Monday, June 26, 2006

There are three souls in my life who have been constant comfort the past few years.

There is my 10 year old American Eskimo mix who I took in as a puppy while I was still in college. She is the smartest dog I know, with a large vocabulary, both human and canine.

There is also my 4 year old English Setter. She and Lovely are the best of friends. They sleep together each night, and she has been a real therapy dog for Lovely's transition into living with her parents separately.

Then there is Tippy Tail, a 3-5 year old Irish Red & White Setter. I never did know how old he was. Tippy (not his real name, he would have you know), got sick I think sometime in the last 6 weeks. There was not a moment that I can put my finger on, but looking back, there are so many signs that connect.

Last Thursday night, Tippy Tail lost it.

There has been a problem with fence jumping for awhile now. Not just a little 4 foot fence, but a 6 foot wooden fence, with an invisible fence buried along the inside so he wouldn't go to the edge. Tippy didn't care, he would run through the shock, jump the fence, and be off to roam the neighborhood.

There was the day that my fiancé caught him and tried to bring him back to the house and Tippy bit him on the arm.

There was the change in the other dogs too. Tippy bit the older dog on the ear one day. She had started nipping at him in the house and trying to keep him separated from the rest of us. We thought she was just being old and ornery, but now of course, everything looks different.

Last Thursday night, the three humans were in the music room and Tippy was with us. My fiancé and I were sitting in chairs, practicing a song for our friends' upcoming wedding. Lovely was sitting on the floor, petting Tippy. There was nothing unusual about this. He loved that little girl. He would come to her for pets each night and often would sleep next to her bed at night. Everything should have been fine.

In an instance, I see Tippy lift his head and his eyes were like nothing I had ever seen. I had time to stop singing and think to myself, "That doesn't look right." Then he was on her.

He attacked Lovely right there on the floor with us sitting there. Completely unprovoked, and with no warning growls or anything, he jumped at her face and nicked her right above the eye. In that regard, we are very lucky. She was physically not hurt much, but emotionally has had a really hard time.

Tippy had to go. Right then.

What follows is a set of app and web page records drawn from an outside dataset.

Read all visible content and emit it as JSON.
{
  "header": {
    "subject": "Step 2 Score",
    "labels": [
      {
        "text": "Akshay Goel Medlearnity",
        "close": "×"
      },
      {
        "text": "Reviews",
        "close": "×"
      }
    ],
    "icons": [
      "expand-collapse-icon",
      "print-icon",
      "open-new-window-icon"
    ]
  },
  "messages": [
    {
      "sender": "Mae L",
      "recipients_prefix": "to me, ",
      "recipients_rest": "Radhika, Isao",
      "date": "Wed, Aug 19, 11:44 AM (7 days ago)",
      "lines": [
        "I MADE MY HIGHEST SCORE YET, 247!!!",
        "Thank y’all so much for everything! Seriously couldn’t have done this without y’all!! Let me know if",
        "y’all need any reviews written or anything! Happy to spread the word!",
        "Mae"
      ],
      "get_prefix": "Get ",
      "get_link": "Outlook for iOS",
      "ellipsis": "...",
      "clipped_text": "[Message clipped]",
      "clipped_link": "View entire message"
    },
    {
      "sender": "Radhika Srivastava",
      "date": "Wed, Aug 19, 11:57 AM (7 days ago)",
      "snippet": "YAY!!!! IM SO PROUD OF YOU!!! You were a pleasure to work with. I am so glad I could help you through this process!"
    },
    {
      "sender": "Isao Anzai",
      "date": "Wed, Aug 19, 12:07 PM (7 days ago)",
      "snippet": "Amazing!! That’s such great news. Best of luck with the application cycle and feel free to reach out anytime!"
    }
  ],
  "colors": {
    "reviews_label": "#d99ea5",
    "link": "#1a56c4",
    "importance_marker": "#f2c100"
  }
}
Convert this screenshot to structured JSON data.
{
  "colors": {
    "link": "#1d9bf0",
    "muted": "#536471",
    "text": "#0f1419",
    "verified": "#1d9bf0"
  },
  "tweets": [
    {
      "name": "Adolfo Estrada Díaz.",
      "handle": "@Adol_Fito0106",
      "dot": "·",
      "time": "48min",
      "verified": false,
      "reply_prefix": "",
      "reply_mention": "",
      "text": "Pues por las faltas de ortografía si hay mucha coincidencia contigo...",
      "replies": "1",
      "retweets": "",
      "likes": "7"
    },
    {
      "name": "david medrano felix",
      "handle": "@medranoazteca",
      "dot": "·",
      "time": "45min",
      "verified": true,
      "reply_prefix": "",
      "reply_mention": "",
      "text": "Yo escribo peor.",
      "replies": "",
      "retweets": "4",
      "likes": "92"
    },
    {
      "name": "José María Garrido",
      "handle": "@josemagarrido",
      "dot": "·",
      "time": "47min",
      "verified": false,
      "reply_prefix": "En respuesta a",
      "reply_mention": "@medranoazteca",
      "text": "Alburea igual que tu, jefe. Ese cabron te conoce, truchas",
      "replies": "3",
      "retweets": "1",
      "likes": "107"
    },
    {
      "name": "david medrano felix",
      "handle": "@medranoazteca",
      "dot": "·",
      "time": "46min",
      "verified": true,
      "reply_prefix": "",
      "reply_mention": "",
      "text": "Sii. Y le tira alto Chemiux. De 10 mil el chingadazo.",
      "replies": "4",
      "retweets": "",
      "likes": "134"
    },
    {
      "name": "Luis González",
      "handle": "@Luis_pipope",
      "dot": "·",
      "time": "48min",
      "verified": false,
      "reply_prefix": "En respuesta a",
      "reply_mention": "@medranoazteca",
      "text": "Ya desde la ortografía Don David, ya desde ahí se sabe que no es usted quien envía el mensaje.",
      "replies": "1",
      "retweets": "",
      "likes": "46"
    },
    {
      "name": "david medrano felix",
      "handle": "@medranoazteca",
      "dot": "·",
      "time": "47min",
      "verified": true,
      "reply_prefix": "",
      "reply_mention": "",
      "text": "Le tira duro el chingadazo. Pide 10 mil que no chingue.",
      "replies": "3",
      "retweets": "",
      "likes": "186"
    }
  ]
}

I did call his rescue group before I made any final decisions, but no one wavered on what had to happen. The unpredictable and unprovoked attack on a child could not be explained or tolerated.

I took him to the vet myself. The rescue group said that they would take him back, but they would euthanize him. I wasn't going to send him away only to do what I could have done. It took me about five minutes to get the story out to the vet once I arrived. Between sobs, they understood that I had Tippy in the car and needed to have him put to sleep.

I stayed with him until the end. He was scared I think, but then again, there has been a nervousness in him that lately that goes on the list of things I didn't connect with him. I had promised him that I was his forever home, so I stayed with him for his forever. I stroked his head and told him that I loved him, and then I said goodbye.

The next couple of days I spent beating myself senseless about the whole thing. Not one person doubted my decision, except me.

Then, yesterday morning, I woke up and realized something very important.

I am an adult.

There are people and pets and things for which I have responsibility for now, and I am competent enough to make tough decisions. Tippy was my dog, and I was responsible for him, his health, his safety, and most importantly in this case, the safety of those around him. Lovely is going to be my stepdaughter. Not only was she not safe, she didn't feel safe, and there was no way I was going to let her be afraid to come in her own home. Plus, if he would bite her, a little girl that he loved, he would bite anyone. This erratic behavior doesn't exist in a healthy dog. There was something wrong with my Tippy Tail, and even though I will never know what it was, I am confidant that I made the right decision.

That doesn't mean that I don't miss him. We all miss him. I miss his cold nose in the mornings, the way he would throw his head back and give a hearty, "Roo, roo!" when it was time to go outside. I miss him laying by my feet and looking up at me with those huge brownish red eyes that perfectly matched his brownish red spots.

Tippy was a great dog who had come a long way in his life as a pet. I loved him very much, all the way to the end.